image that the band uses to set themselves apart from the rest.

    The coda to The Pusher story shows that a band made up of teenagers can make good and bad judgements, at times one right after the other.  When informed that The Pusher was no longer allowed in our basement rehearsal space, Mike and Gene had no problem with that.  We also knew that it wouldn’t cut it if played at a high school dance (both good judgements on our part).  As mentioned, bad can follow good very easily in the minds of teenage band members. We were scheduled to play at a U.P. wide church youth group gathering in Gladstone the next Saturday.  Mike was in charge of the set list with occasional input from Gene and myself, so when he was calling off the songs we as we were playing, it never dawned on him that playing The Pusher at this youth rally/dance was probably not a great idea.  The youth minister from Messiah Lutheran had gotten us the gig and arranged a U-Haul trailer to get our equipment to Gladstone. On the way home, he casually mentioned, “I had to convince them to not pull the plug after you played ‘that song’” and immediately we knew which song he was referring to.  “A good message but the wrong place to deliver it,” he said, “maybe save that one for the Frat parties.” We learned a bunch of performing lessons over the years, but this one taught me that different audiences require different handling. If you want to get a return gig, you better understand what they want (and in this case ‘don’t want’) to hear.  Keep an ear out for Ghost on WOAS-FM 88.5.

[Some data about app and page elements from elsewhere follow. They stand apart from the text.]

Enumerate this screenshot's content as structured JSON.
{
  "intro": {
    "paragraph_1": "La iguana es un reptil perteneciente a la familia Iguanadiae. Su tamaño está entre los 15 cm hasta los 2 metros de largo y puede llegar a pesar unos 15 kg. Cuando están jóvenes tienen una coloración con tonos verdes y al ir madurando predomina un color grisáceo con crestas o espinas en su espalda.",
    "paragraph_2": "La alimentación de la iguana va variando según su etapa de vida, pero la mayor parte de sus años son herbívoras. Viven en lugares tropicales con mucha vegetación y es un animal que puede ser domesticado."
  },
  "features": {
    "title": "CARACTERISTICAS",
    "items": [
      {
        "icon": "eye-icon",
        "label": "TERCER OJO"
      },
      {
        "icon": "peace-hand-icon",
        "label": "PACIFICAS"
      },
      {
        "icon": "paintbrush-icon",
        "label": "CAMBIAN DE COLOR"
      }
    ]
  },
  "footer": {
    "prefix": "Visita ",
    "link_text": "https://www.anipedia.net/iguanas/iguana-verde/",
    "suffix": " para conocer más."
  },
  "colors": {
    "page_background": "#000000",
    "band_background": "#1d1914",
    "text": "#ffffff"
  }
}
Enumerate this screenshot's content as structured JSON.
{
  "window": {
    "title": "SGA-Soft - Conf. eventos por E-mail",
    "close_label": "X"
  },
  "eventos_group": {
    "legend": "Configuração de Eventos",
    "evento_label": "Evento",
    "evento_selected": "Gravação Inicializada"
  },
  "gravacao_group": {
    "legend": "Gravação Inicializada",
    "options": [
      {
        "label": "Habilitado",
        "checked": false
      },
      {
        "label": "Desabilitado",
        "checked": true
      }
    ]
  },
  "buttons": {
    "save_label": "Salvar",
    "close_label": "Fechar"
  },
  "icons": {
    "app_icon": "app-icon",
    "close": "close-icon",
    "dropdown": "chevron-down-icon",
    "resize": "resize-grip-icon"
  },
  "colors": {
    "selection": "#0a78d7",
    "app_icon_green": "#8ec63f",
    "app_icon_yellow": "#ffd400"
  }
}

Top Piece Video – Here is Ghost with Cardinal Copia and their promo video for the new single Rats